> TASK TO COMPLETE: All lines in the entries below that hold "name" make up the answer.

> DATA:
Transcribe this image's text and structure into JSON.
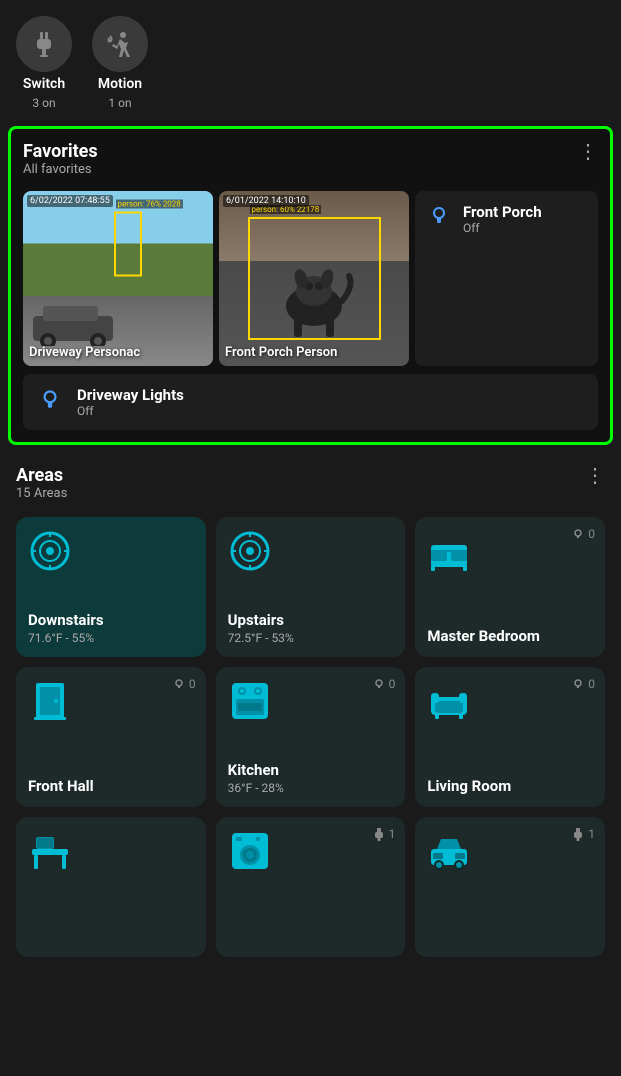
{
  "top": {
    "devices": [
      {
        "id": "switch",
        "label": "Switch",
        "sublabel": "3 on",
        "icon": "plug"
      },
      {
        "id": "motion",
        "label": "Motion",
        "sublabel": "1 on",
        "icon": "motion"
      }
    ]
  },
  "favorites": {
    "title": "Favorites",
    "subtitle": "All favorites",
    "menu_icon": "⋮",
    "cameras": [
      {
        "id": "driveway-personac",
        "label": "Driveway Personac",
        "timestamp": "6/02/2022 07:48:55",
        "detection": "person: 76% 2028",
        "type": "driveway"
      },
      {
        "id": "front-porch-person",
        "label": "Front Porch Person",
        "timestamp": "6/01/2022 14:10:10",
        "detection": "person: 60% 22178",
        "type": "frontporch"
      }
    ],
    "light": {
      "name": "Front Porch",
      "status": "Off"
    },
    "driveway_lights": {
      "name": "Driveway Lights",
      "status": "Off"
    }
  },
  "areas": {
    "title": "Areas",
    "subtitle": "15 Areas",
    "menu_icon": "⋮",
    "items": [
      {
        "id": "downstairs",
        "name": "Downstairs",
        "temp": "71.6°F - 55%",
        "icon": "thermostat",
        "active": true,
        "light_count": null,
        "plug_count": null
      },
      {
        "id": "upstairs",
        "name": "Upstairs",
        "temp": "72.5°F - 53%",
        "icon": "thermostat",
        "active": false,
        "light_count": null,
        "plug_count": null
      },
      {
        "id": "master-bedroom",
        "name": "Master Bedroom",
        "temp": "",
        "icon": "bed",
        "active": false,
        "light_count": 0,
        "plug_count": null
      },
      {
        "id": "front-hall",
        "name": "Front Hall",
        "temp": "",
        "icon": "door",
        "active": false,
        "light_count": 0,
        "plug_count": null
      },
      {
        "id": "kitchen",
        "name": "Kitchen",
        "temp": "36°F - 28%",
        "icon": "stove",
        "active": false,
        "light_count": 0,
        "plug_count": null
      },
      {
        "id": "living-room",
        "name": "Living Room",
        "temp": "",
        "icon": "sofa",
        "active": false,
        "light_count": 0,
        "plug_count": null
      },
      {
        "id": "area-7",
        "name": "",
        "temp": "",
        "icon": "desk",
        "active": false,
        "light_count": null,
        "plug_count": null
      },
      {
        "id": "area-8",
        "name": "",
        "temp": "",
        "icon": "washer",
        "active": false,
        "light_count": null,
        "plug_count": 1
      },
      {
        "id": "area-9",
        "name": "",
        "temp": "",
        "icon": "car",
        "active": false,
        "light_count": null,
        "plug_count": 1
      }
    ]
  }
}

> EXERCISE RESPONSE:
      "name": "Front Porch",
      "name": "Driveway Lights",
        "name": "Downstairs",
        "name": "Upstairs",
        "name": "Master Bedroom",
        "name": "Front Hall",
        "name": "Kitchen",
        "name": "Living Room",
        "name": "",
        "name": "",
        "name": "",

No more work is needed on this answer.